          .request({ method: "eth_requestAccounts" })
          .then((result) => {
            setActiveAccount(result[0]);
          });
      } else {
        console.log("Need to install Metamask");
      }
    } catch (error) {
      console.log(error);
    }
  };

An “if-else” condition is introduced to confirm if the Metamask is injected into the browser.

Inside the if condition, the eth_requestAccounts method of the Ethereum library is used to request the accounts of the Metamask. From the results, we choose the results[0], that is, the connected account of Metamask.

We need to declare a state variable outside the event handler to show our account address to the UI. A useState hook of React would be helpful here. Import useState from React.

import React, { useState } from "react";

Now create a state variable to store the value of the active account address.

const [activeAccount, setActiveAccount] = useState(null);

Now set the results[0] as the active account.

If the event handler fails to connect to Metamask, It will throw an error message in the console.

Now if you run the code you must get the wallet address displayed on the User Interface.

At the same time, we need to show the token balance. Under the address section, we can create another <div> container to show the balance of that wallet address. Let’s do this.

<div className="items-center mt-5 py-3 px-4 text-sm font-medium text-center text-white bg-sky-500 rounded-lg hover:bg-sky-500 focus:ring-4 focus:outline-none focus:ring-blue-300 w-1/2 m-auto">
        <h3>Token Balance: {tokenBalance} </h3>
      </div>

Create another state variable outside the function to show balance in the UI.

const [tokenBalance, setTokenBalance] = useState(null);

Our balance state variable is ready, but we need to connect with the contract to fetch the balance from the wallet.
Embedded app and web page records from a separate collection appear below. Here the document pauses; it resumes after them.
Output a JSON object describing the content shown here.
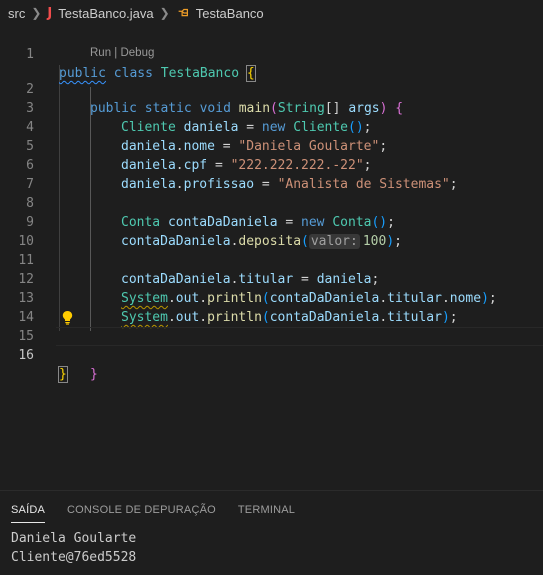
{
  "breadcrumb": {
    "folder": "src",
    "file": "TestaBanco.java",
    "symbol": "TestaBanco",
    "file_icon": "java-icon",
    "symbol_icon": "class-icon"
  },
  "editor": {
    "codelens": "Run | Debug",
    "line_numbers": [
      "1",
      "2",
      "3",
      "4",
      "5",
      "6",
      "7",
      "8",
      "9",
      "10",
      "11",
      "12",
      "13",
      "14",
      "15",
      "16"
    ],
    "tokens": {
      "l1_public": "public",
      "l1_class": "class",
      "l1_name": "TestaBanco",
      "l1_brace": "{",
      "l2_public": "public",
      "l2_static": "static",
      "l2_void": "void",
      "l2_main": "main",
      "l2_paren_open": "(",
      "l2_string": "String",
      "l2_arr": "[]",
      "l2_args": "args",
      "l2_paren_close": ")",
      "l2_brace": "{",
      "l3_type": "Cliente",
      "l3_var": "daniela",
      "l3_eq": "=",
      "l3_new": "new",
      "l3_ctor": "Cliente",
      "l3_parens": "()",
      "l3_semi": ";",
      "l4_obj": "daniela",
      "l4_field": "nome",
      "l4_eq": "=",
      "l4_val": "\"Daniela Goularte\"",
      "l4_semi": ";",
      "l5_obj": "daniela",
      "l5_field": "cpf",
      "l5_eq": "=",
      "l5_val": "\"222.222.222.-22\"",
      "l5_semi": ";",
      "l6_obj": "daniela",
      "l6_field": "profissao",
      "l6_eq": "=",
      "l6_val": "\"Analista de Sistemas\"",
      "l6_semi": ";",
      "l8_type": "Conta",
      "l8_var": "contaDaDaniela",
      "l8_eq": "=",
      "l8_new": "new",
      "l8_ctor": "Conta",
      "l8_parens": "()",
      "l8_semi": ";",
      "l9_obj": "contaDaDaniela",
      "l9_method": "deposita",
      "l9_paren_open": "(",
      "l9_hint": "valor:",
      "l9_num": "100",
      "l9_paren_close": ")",
      "l9_semi": ";",
      "l11_obj": "contaDaDaniela",
      "l11_field": "titular",
      "l11_eq": "=",
      "l11_val": "daniela",
      "l11_semi": ";",
      "l12_sys": "System",
      "l12_out": "out",
      "l12_println": "println",
      "l12_paren_open": "(",
      "l12_obj": "contaDaDaniela",
      "l12_f1": "titular",
      "l12_f2": "nome",
      "l12_paren_close": ")",
      "l12_semi": ";",
      "l13_sys": "System",
      "l13_out": "out",
      "l13_println": "println",
      "l13_paren_open": "(",
      "l13_obj": "contaDaDaniela",
      "l13_f1": "titular",
      "l13_paren_close": ")",
      "l13_semi": ";",
      "l15_brace": "}",
      "l16_brace": "}"
    }
  },
  "panel": {
    "tabs": [
      "SAÍDA",
      "CONSOLE DE DEPURAÇÃO",
      "TERMINAL"
    ],
    "active_tab": "SAÍDA",
    "output_lines": [
      "Daniela Goularte",
      "Cliente@76ed5528"
    ]
  },
  "colors": {
    "background": "#1e1e1e",
    "keyword": "#569cd6",
    "type": "#4ec9b0",
    "function": "#dcdcaa",
    "variable": "#9cdcfe",
    "string": "#ce9178",
    "number": "#b5cea8",
    "error_icon": "#f14c4c"
  }
}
We get connected with the smart contract and transfer some balance into a specific account in the next part:

👉 Recommended: How I Built My Own ERC-20 Token (2/2)

Github: https://github.com/finxter/silver_wallet